Sort through the data and copy the lines holding the word "industriales".

[Start of section]

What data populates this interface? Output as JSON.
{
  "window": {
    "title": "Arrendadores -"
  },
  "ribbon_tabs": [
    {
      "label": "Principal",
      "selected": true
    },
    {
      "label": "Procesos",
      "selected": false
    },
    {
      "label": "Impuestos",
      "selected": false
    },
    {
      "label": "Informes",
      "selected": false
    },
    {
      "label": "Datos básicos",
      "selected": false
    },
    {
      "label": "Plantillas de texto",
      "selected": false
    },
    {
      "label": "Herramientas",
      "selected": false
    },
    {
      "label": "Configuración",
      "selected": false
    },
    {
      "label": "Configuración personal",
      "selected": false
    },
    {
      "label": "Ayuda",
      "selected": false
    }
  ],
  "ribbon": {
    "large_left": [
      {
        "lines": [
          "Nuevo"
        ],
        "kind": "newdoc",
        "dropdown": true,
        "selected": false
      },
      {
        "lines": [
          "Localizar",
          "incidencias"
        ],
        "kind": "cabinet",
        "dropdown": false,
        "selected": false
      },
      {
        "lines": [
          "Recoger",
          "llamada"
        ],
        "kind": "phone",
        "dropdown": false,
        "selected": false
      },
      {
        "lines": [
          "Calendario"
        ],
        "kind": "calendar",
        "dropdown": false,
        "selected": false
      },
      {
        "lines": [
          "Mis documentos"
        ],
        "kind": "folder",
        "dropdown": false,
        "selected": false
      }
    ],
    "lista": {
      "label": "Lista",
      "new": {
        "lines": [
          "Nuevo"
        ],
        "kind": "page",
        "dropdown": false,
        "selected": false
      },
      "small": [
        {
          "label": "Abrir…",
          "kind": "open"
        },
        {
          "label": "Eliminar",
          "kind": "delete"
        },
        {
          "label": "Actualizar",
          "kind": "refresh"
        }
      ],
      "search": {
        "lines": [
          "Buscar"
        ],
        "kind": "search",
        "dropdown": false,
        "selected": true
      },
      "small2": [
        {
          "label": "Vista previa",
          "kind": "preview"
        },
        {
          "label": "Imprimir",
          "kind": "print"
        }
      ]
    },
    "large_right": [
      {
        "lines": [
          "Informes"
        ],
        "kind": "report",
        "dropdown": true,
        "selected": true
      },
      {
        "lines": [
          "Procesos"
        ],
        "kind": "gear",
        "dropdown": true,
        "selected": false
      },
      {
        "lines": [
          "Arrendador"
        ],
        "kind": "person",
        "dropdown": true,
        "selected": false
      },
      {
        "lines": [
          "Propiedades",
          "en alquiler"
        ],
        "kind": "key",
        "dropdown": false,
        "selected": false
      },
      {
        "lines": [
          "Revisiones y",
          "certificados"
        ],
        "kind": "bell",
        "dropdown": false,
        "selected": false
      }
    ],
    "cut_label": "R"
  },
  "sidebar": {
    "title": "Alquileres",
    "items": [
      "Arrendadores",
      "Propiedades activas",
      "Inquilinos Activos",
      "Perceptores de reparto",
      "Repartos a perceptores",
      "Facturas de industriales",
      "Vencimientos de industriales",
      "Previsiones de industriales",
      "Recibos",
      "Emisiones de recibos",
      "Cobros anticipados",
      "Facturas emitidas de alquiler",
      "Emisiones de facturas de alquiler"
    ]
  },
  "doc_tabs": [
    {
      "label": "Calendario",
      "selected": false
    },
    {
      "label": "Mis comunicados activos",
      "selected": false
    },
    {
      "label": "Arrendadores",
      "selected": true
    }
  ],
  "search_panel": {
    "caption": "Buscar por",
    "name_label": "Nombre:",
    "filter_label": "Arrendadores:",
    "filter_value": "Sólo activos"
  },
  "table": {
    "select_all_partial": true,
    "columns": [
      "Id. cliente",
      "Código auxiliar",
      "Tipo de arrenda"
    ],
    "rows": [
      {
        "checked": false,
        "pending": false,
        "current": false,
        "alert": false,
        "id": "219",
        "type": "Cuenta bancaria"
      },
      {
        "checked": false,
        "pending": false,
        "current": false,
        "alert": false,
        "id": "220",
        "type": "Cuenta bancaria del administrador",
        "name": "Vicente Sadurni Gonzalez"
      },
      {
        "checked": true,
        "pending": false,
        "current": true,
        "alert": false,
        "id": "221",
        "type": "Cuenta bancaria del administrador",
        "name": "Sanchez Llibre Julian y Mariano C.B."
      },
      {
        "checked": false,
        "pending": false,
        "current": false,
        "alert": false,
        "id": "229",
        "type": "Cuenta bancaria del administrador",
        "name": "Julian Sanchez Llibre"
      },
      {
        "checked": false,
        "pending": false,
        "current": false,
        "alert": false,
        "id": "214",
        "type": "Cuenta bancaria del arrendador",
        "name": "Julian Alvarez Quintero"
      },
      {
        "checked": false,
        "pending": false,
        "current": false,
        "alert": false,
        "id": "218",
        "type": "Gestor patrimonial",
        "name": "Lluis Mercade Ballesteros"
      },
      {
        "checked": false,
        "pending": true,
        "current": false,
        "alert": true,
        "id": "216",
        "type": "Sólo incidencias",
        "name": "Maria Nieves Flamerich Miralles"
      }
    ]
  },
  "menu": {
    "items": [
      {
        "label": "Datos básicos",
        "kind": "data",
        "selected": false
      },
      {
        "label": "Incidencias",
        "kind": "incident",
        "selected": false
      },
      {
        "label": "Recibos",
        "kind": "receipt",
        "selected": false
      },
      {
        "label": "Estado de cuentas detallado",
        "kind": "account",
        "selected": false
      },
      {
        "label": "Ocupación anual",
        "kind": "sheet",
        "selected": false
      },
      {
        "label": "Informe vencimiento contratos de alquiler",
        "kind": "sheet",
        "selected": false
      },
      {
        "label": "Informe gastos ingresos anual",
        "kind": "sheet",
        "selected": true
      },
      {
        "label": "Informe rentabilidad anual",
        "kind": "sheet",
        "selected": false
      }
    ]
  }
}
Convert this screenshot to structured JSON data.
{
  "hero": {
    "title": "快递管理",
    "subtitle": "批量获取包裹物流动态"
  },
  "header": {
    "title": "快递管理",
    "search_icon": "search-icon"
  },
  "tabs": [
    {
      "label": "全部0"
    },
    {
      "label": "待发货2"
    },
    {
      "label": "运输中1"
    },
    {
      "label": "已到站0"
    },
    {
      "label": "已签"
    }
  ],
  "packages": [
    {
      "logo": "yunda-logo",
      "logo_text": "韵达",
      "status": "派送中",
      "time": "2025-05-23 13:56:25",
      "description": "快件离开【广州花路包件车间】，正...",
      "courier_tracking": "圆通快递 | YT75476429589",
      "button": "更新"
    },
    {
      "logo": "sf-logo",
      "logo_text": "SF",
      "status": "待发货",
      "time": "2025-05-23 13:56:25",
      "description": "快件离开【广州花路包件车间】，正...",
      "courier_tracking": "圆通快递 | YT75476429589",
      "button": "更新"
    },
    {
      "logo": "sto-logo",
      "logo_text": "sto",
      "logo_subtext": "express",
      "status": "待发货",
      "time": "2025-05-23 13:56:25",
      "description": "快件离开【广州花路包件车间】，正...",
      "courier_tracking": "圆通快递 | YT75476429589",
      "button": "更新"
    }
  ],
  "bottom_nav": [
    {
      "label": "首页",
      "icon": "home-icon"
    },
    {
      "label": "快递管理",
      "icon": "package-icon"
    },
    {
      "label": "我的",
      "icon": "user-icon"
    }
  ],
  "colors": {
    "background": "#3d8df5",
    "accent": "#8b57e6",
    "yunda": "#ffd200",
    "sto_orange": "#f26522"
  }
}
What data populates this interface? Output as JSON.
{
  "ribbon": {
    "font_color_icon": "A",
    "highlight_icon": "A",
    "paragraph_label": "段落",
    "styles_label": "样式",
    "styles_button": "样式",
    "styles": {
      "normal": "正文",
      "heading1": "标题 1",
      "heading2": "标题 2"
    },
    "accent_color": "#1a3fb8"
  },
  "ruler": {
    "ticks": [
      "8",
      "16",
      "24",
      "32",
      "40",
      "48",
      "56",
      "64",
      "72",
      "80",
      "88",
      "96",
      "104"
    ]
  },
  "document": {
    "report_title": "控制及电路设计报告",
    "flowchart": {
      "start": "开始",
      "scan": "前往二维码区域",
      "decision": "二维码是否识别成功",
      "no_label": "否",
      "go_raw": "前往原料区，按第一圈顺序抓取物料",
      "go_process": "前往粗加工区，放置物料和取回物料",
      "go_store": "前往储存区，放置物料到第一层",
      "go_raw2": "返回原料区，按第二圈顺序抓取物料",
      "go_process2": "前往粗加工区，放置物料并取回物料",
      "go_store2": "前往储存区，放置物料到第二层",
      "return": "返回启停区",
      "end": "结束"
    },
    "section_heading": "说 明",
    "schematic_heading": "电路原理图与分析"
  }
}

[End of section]

| Written solution |
      "Facturas de industriales",
      "Vencimientos de industriales",
      "Previsiones de industriales",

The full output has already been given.